We’ve been falsely told we’ve weathered economic calamities that have stunned the rest of the world. When taken on a per-capita basis, our economy has actually experienced negative growth periods that closely mirror patterns in the United States.

We’re rightly told we need hardworking immigrants to help foot the bill for our ageing population by raising productivity and tax revenue. Yet this cost is also offset when their ageing family members or other dependents are brought over. Since preventing them from doing so may be cruel, surely it’s fairer to lessen our dependence on their intake if we can?

A lack of infrastructure

Over 200,000 people settle in Australia every year, mostly in the major cities of Sydney and Melbourne. That’s the equivalent of one Canberra or greater Newcastle area a year.

Unlike the United States, most economic opportunities are concentrated in a few major cities dotting our shores. This combined with the failures of successive state and federal governments to build the infrastructure and invest in the services needed to cater for record population growth levels driven majorly by immigration.

A failure to rezone for an appropriate supply of land, mean our schools are becoming crowded, our real estate prohibitively expensive, our commutes are longer and more depressing, and our roads are badly congested.

Today, infrastructure is being built, land is finally being rezoned to accommodate higher population density and more housing stock in the outer suburbs, and the Prime Minister has made regional job growth one of his major priorities.

But these issues should have been fixed ten years ago and it’s increasingly unlikely that they will be executed efficiently and effectively enough to catch up to where they need to be should current immigration intake levels continue for the years to come.

Our governments have proven to be terrible central planners, often rejecting or watering down the advice of independent expert bodies like Infrastructure Australia and the Productivity Commission due to political factors.

Why would we trust them to not only get the answer right now, but to execute it correctly? Our newspapers are filled daily with stories about light rail and road link projects that are behind schedule.

All of it paid for by taxpayers like us.

Foreign workers or local graduates?

Consider also the perverse reality of foreign workers brought to our shores to fill supposed skill gaps who then struggle to find work in their field and end up in whatever job they can get.

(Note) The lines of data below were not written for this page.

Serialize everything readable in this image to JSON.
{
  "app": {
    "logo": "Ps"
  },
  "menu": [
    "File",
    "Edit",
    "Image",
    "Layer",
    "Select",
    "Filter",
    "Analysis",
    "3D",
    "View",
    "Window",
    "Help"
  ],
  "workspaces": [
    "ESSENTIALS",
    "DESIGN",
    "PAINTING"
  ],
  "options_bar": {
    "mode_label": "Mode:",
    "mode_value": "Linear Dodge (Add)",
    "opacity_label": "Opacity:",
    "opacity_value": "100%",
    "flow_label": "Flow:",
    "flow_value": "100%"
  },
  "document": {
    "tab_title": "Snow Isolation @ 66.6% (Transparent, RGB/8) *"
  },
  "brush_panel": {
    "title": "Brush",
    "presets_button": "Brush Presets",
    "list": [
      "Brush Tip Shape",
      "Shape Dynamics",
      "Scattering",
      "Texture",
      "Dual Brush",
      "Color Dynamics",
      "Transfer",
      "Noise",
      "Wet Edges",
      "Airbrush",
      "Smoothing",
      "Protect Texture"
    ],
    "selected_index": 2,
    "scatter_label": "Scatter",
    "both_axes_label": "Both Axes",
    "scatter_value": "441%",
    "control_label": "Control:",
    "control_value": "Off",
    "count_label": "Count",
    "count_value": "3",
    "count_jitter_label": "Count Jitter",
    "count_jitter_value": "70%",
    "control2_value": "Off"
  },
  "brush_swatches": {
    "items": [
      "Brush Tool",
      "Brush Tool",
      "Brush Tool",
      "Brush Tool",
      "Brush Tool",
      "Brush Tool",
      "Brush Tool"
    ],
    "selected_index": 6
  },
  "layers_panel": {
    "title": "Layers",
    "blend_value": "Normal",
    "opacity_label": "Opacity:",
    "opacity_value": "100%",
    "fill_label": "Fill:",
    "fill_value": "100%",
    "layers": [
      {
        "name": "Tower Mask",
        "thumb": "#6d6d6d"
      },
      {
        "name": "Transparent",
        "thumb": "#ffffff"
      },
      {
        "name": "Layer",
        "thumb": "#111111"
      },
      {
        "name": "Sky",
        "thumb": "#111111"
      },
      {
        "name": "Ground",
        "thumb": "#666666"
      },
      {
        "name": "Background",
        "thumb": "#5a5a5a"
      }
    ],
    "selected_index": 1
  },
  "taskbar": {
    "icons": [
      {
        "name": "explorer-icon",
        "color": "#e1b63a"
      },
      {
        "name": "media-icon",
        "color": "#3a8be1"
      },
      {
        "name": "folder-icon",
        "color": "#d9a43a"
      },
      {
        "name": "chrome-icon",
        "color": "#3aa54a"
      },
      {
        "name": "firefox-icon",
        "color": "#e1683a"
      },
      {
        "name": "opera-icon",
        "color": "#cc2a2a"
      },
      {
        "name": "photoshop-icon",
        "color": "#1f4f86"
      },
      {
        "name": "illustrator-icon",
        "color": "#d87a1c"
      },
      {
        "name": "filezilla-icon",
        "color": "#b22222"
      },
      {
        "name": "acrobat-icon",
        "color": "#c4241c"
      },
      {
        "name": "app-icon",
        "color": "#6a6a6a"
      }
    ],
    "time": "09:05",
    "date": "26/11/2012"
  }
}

Meanwhile, you’ll find two separate articles in the same week. One from industry groups cautioning against cutting skilled immigration due to shortages in the STEM fields. The other reporting that Australian STEM graduates are struggling to find work in their field.

Why would employers invest resources in training local graduates when there’s a ready supply of experienced foreign workers? What incentive do universities have to step in and fill this gap when their funding isn’t contingent on employability outcomes?

This isn’t about nativism. The immigrants coming here certainly have a stake in making sure their current or future children can find meaningful work and obtain education and training to make them job ready.

There’s only one way to hold our governments accountable so the correct and sometimes tough decisions needed to sustain our way of life and make the most of the boon that immigration has been for the country, are made. It’s to wean them off their addiction to record immigration levels.

Lest the ponzi scheme collapse.

And frank conversations about the quantity and quality of immigration that the sensible centre of politics once held, increasingly become the purview of populist minor parties who have experienced resurgence on the back of widespread, unanswered frustrations about unsustainable immigration that we are ill-prepared for.

Join the conversation

Do you have a right to protect your good fortune?